On the Suicide of a Gifted Artist

Robin Williams killed himself.

I have resisted writing about Robin Williams’ suicide.

But what I have heard from so many has spurred me to say these few words.

Robin Williams’ suicide reminds us of how fragile we are. While it is tragic that such a gifted man took himself away from us, he has left us this gift, if we will but accept it.

I have heard the many opinions about how suicide is a choice and how it was drug abuse and blah, blah, blah. People are angry at Robin for what he did. That is a normal part of grief, and if expressed healthily it can be a good thing. What is NOT healthy is to question Robin’s motivations: we can’t know that. What is also NOT healthy is to blame: choices, drugs, lifestyle, mental health. We also cannot know that. We don’t know what level of physical, emotional, spiritual pain he lived with. We don’t get to judge that. It is not our place. Some can point out rightly that Robin’s suicide is a symptom of a larger social problem, but a symptom of what? Sensitive souls feel things that most of us deny. What deadly substance in the fabric of our society did Robin die as a canary to tell us?

Behind the anger and the blaming is fear. Robin made us aware that the facade we live day-to-day is fragile, that our illusions of being OK are fragile. Robin’s tragic last act has pierced the illusion. Rather than face our fear, we use our anger to push it down, blaming one thing or another. We are afraid to feel empathy, for empathy would require us to acknowledge and own our own disordered thoughts.

WE ARE INSANE, by some definition or another. Our insanity will lead to some sort of death. We can only recover our health by admitting both our individual and corporate insanity. Robin has very rudely thrust that in our face. We can begin to look at our individual and corporate insanity and begin to heal; or we can push it back down under our denial and continue to race towards our own group suicide — or we can take this moment to stop, look, feel, put down our digital devices and connect with each other.

One of my favourite quotes from Robin is, “I used to think the worst thing was to end up all alone. It’s not. The worst thing is to end up with people who make you feel all alone.” We move about in a world where that is the norm. Please people, let us be human with each other. Let’s use our many gadgets to make life easier, not to replace life with an illusion. Let us embrace our own fragility, and the fragility of our neighbours, parents, children — even our enemies. Let us share the discomfort of that fragility together.

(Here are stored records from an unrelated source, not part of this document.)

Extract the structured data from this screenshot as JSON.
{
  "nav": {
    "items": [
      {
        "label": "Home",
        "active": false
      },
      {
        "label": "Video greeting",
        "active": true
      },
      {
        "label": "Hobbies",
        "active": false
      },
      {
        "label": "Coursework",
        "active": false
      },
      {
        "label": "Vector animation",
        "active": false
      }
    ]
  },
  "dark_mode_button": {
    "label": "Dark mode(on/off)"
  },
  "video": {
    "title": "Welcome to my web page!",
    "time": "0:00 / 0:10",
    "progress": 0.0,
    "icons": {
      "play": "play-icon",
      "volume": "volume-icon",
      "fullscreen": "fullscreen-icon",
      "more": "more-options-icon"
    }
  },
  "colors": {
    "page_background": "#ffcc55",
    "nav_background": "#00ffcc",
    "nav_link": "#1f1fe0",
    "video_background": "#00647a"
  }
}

If any of you who are reading this are wrestling with thoughts of suicide, please click on this link


Babi Yar Shostokovich

Shostokovich: Babi Yar


Dmitri Shostokovich had the frustrating task of being one of the best Composers in Russia during the Soviet era. He regular fell in and out of favour. He had philistine commissars tell him how he should compose.

From Sept 1941 till it was liberated in 1943, between 100,000 and 250,000 were murdered and thrown into the ravine of Babi Yar outside of Kiev.

Today a monument now stands

above Babi Yar,

A memorial to the Thousands of Citizens who died here

because they ran out of Jews.

Here Thousands of Jews (most of the Jews from Kiev and surrounding areas) were massacred along with POWs, Partisans, The Kiev Foootball team, Romani, Soviet Sailors. Russians and Ukrainians.

shost sym 13

Yevgeny Yevtushenko memorialized the massacre with a poem in 1961. It was a gutsy move to write such a poem even though it was, in theory a time of the “Krushchev Thaw”. It was just as gutsy for Shostokovich to write a Symphony based on Yevtushenko’s poems.

Shost Babi Yar CD cover